enterprise (and probably an overkill).
Resolve all redirection links, that is, if B redirects to C, and A links to B, then A should link directly to C.
After all redirections are resolved this way, one can easily build the entire link graph.
Another reason to resolve links is that one can then easily collect all anchor text for each article, and use anchor
text as additional source of knowledge.
Wikipedia has a convention that only the first letter of the article title is case-sensitive, the remaining ones are lowercased,
so the script normalizes the titles to be able to match identical ones. Dates also have to be normalized, for example, the following variants
would all lead to the same article:
[[January 1]], []
[[1 January]] []
For each article, the following information is provided in addition to its text:
Number of bytes in the article text before and after preprocessing
Whether it is a stub
Number of categories, outgoing links, and URLs
List of categories (including those inherited from templates)
List of outgoing links
List of URLs
See Usage section above for the list of additional files produced by WikiPrep.
This software is distributed under the terms of GNU General Public License version 2.
The software is provided on an "AS IS" BASIS, WITHOUT WARRANTIES OR CONDITIONS OF ANY KIND, either express or implied.
If you publish results based on this code, please cite the following papers:
Well, it's free, so don't expect too much support :) I will likely be able to answer simple questions,
but not complex programming questions (please refer to your local Perl guru). I do not promise to correct bugs,

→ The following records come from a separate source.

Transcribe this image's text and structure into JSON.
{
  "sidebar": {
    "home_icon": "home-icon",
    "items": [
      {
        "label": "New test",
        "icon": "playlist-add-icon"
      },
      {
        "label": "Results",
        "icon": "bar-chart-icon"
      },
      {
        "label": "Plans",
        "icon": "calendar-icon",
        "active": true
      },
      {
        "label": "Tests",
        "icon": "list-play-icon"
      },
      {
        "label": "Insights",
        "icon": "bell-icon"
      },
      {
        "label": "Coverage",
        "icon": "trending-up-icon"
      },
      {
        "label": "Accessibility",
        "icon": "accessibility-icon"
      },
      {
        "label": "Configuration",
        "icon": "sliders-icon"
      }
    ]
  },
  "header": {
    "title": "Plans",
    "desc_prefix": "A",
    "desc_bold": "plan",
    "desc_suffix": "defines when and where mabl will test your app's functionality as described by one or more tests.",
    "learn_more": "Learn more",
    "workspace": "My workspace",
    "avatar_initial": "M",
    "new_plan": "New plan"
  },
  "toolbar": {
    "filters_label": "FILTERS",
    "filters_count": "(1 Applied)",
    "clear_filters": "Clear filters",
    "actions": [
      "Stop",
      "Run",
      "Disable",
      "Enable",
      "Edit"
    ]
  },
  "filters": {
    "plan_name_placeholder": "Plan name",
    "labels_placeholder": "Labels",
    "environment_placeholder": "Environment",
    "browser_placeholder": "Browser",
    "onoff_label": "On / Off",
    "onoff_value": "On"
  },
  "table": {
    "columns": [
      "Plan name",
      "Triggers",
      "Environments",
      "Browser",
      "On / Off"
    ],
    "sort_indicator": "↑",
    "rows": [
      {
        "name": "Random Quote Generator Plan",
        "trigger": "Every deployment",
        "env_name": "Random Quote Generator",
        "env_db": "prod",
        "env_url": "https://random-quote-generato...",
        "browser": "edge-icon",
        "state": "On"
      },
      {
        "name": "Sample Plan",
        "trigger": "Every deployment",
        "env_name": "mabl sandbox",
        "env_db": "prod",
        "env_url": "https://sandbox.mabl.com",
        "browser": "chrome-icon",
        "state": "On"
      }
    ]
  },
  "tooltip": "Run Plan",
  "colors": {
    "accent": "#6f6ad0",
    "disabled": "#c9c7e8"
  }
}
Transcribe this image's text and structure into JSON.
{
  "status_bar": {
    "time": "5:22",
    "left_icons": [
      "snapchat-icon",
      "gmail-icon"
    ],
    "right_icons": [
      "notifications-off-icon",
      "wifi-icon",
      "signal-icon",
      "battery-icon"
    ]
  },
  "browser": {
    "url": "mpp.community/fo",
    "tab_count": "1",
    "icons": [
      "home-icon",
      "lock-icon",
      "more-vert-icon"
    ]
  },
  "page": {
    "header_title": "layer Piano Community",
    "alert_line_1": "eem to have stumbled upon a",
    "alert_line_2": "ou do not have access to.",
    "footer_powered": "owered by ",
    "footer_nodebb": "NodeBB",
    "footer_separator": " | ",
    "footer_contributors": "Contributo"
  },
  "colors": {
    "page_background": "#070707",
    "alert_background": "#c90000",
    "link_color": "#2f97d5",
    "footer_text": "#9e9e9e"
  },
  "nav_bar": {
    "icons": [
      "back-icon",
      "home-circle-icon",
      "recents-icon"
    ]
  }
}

but I will try to do my best, especially if you suggest specific ways to correct the bug you encountered
(in which case your contribution will, of course, be acknowledged).